Wonderful resource page to support the SAMR model by Kathy Schrock

Kathy Schrock has compiled a wonderful page of resources that describe and support the learning and employment of the SAMR model in educational technology integration into teaching.

Go to http://www.schrockguide.net/samr.html to access the site.  Some of the valuable resources include videos from various experts, including Dr. Ruben Puentedura, who developed this model. She also includes a brilliant chart comparing the SAMR to Bloom’s cognitive skill levels.

Here is one of the videos from this source to introduces the SAMR model in 120 seconds.

Teachers and technology

“Teachers trained in one technology and mind-set sometimes find themselves gridlocked into old patterns and perceptions. Thrust into a world of new technologies, they persist in seeing them in terms of the familiar; the wordprocessor , for example, is viewed as a glorified typewriter with powerful editing features rather than as the idea processor it can be. To understand the computer’s power for idea processing and improved composition, one must take a computer home, live with it, and write with it. Only by embracing the technology can one experience the kind of immersion that breaks through the surface understandings to a deeper level of involvement.”

Jamieson McKenzie, (1991), Designing Staff Development for the Information Age, FromNowOn.Org-The Educational Technology Journal, Vol. 1, No. 4, April, 1991, http://fromnowon.org/fnoapr91.htm

TCC 2014 Regional Keynote: Redesign of the Education Landscape by Dr. Charles Miller

This regional keynote from the 2014 TTC Online Conference is available to all and worth viewing. In this presentation Dr. Charles Miller does a great job of explaining how he is working to redesign the education landscape in his work. This includes using the very innovative strategies and technologies.
The link to the page about the presentation and presenter is at
http://2014.tcconlineconference.org/region-north-america/

Or you can go directly to the recording of this 56 minute   presentation here http://squirrel.adobeconnect.com/p7oio3x99qe/

One of the key take aways for me if that educators need to focus on designing learning experiences.

Industrial Age thinking and teaching…

“Shifting from Industrial Age thinking and teaching to Informational Age thinking and teaching is as dramatic an adjustment as shifting from teaching in a classroom to teaching underwater. The training agenda is no simple list of skills; everybody must learn an entirely new approach. Actions that worked on the surface, such as running, jumping and yelling, create different effects underwater. Adaptation requires major readjustments and realignment. It requires immersion.”

Jamieson McKenzie, (1991), Designing Staff Development for the Information Age, FromNowOn.Org-The Educational Technology Journal, Vol. 1, No. 4, April, 1991, http://fromnowon.org/fnoapr91.htm

Free Online Courses from Google for Educators

Google is providing a series of brief and easy to complete online tutorials or courses aimed at educators to help them learn how to use Google Apps as well as Internet basics and other related tools.  Go to https://educourses.withgoogle.com to access the home page for this courses.   If you want to learn more about how to use the Web and Google Apps in your teaching, these brief lessons will be useful for you.  Continue reading Free Online Courses from Google for Educators

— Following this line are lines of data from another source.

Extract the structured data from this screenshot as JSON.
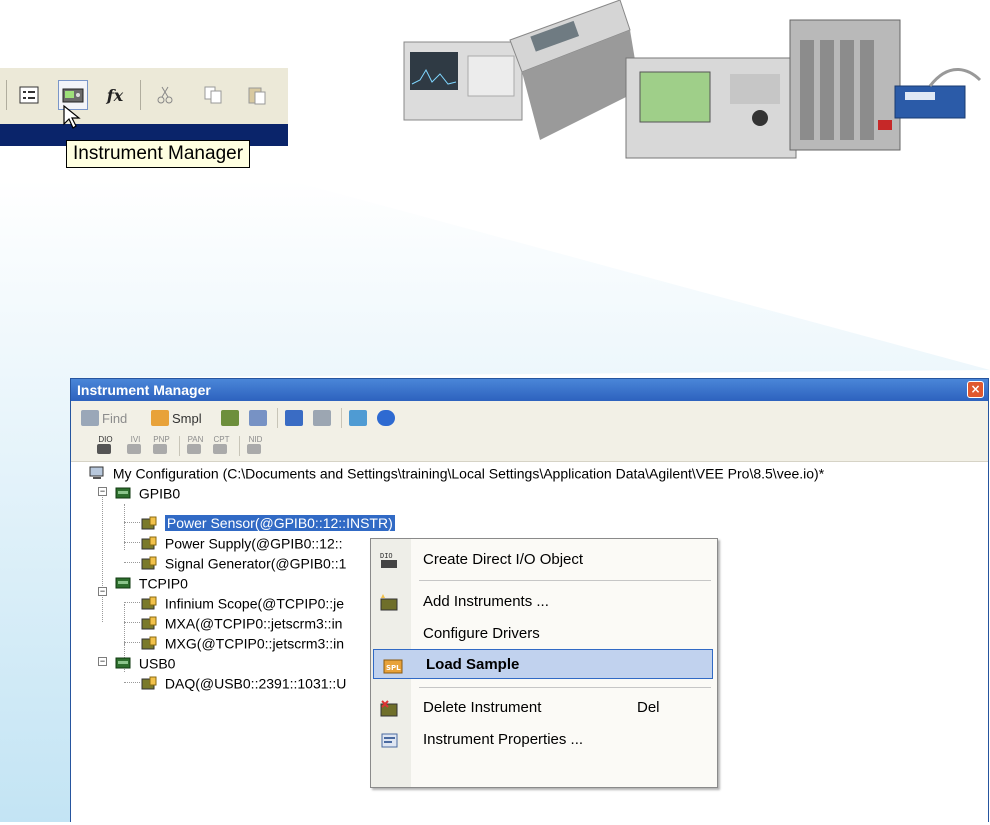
{
  "tooltip": {
    "text": "Instrument Manager"
  },
  "top_toolbar": {
    "fx_label": "fx"
  },
  "window": {
    "title": "Instrument Manager",
    "close_label": "×",
    "toolbar": {
      "find_label": "Find",
      "smpl_label": "Smpl",
      "dio_label": "DIO",
      "ivi_label": "IVI",
      "pnp_label": "PNP",
      "pan_label": "PAN",
      "cpt_label": "CPT",
      "nid_label": "NID"
    },
    "tree": {
      "root": "My Configuration (C:\\Documents and Settings\\training\\Local Settings\\Application Data\\Agilent\\VEE Pro\\8.5\\vee.io)*",
      "groups": [
        {
          "name": "GPIB0",
          "items": [
            "Power Sensor(@GPIB0::12::INSTR)",
            "Power Supply(@GPIB0::12::",
            "Signal Generator(@GPIB0::1"
          ]
        },
        {
          "name": "TCPIP0",
          "items": [
            "Infinium Scope(@TCPIP0::je",
            "MXA(@TCPIP0::jetscrm3::in",
            "MXG(@TCPIP0::jetscrm3::in"
          ]
        },
        {
          "name": "USB0",
          "items": [
            "DAQ(@USB0::2391::1031::U"
          ]
        }
      ]
    }
  },
  "context_menu": {
    "items": [
      {
        "label": "Create Direct I/O Object",
        "icon": "dio-icon"
      },
      {
        "label": "Add Instruments ...",
        "icon": "add-instrument-icon"
      },
      {
        "label": "Configure Drivers",
        "icon": ""
      },
      {
        "label": "Load Sample",
        "icon": "sample-icon",
        "highlighted": true
      },
      {
        "label": "Delete Instrument",
        "shortcut": "Del",
        "icon": "delete-instrument-icon"
      },
      {
        "label": "Instrument Properties ...",
        "icon": "properties-icon"
      }
    ]
  },
  "colors": {
    "title_bar": "#2d62be",
    "selection": "#316ac5",
    "menu_highlight": "#c1d2ee",
    "beam": "#c9e6f5"
  }
}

Learning Media

“Indeed, it has been suggested that learning from any media has little to do with the inherent capabilities of the medium per se.  Improvements in learning are more likely due to mediating factors, such as increased emphasis on lesson design, than to inherent differences among technologies… Moreover, the effectiveness of instructional technologies is more likely contingent upon the informed application of time-tested learning strategies that the technological capabilities of a medium.”

(Hooper & Hanafin, 1991)

…media are mere vehicles…

“The best current evidence is that media are mere vehicles that deliver instruction but do not influence student achievement any more than the truck that delivers our groceries cause changes in our nutrition. Basically, the choice of vehicle might influence the cost or extent of distributing instruction, but only the content of the vehicle can influence achievement.”

Clark, R. E. (1983). Reconsidering research on learning from media. Review of Educational Research, (53) 4, p. 445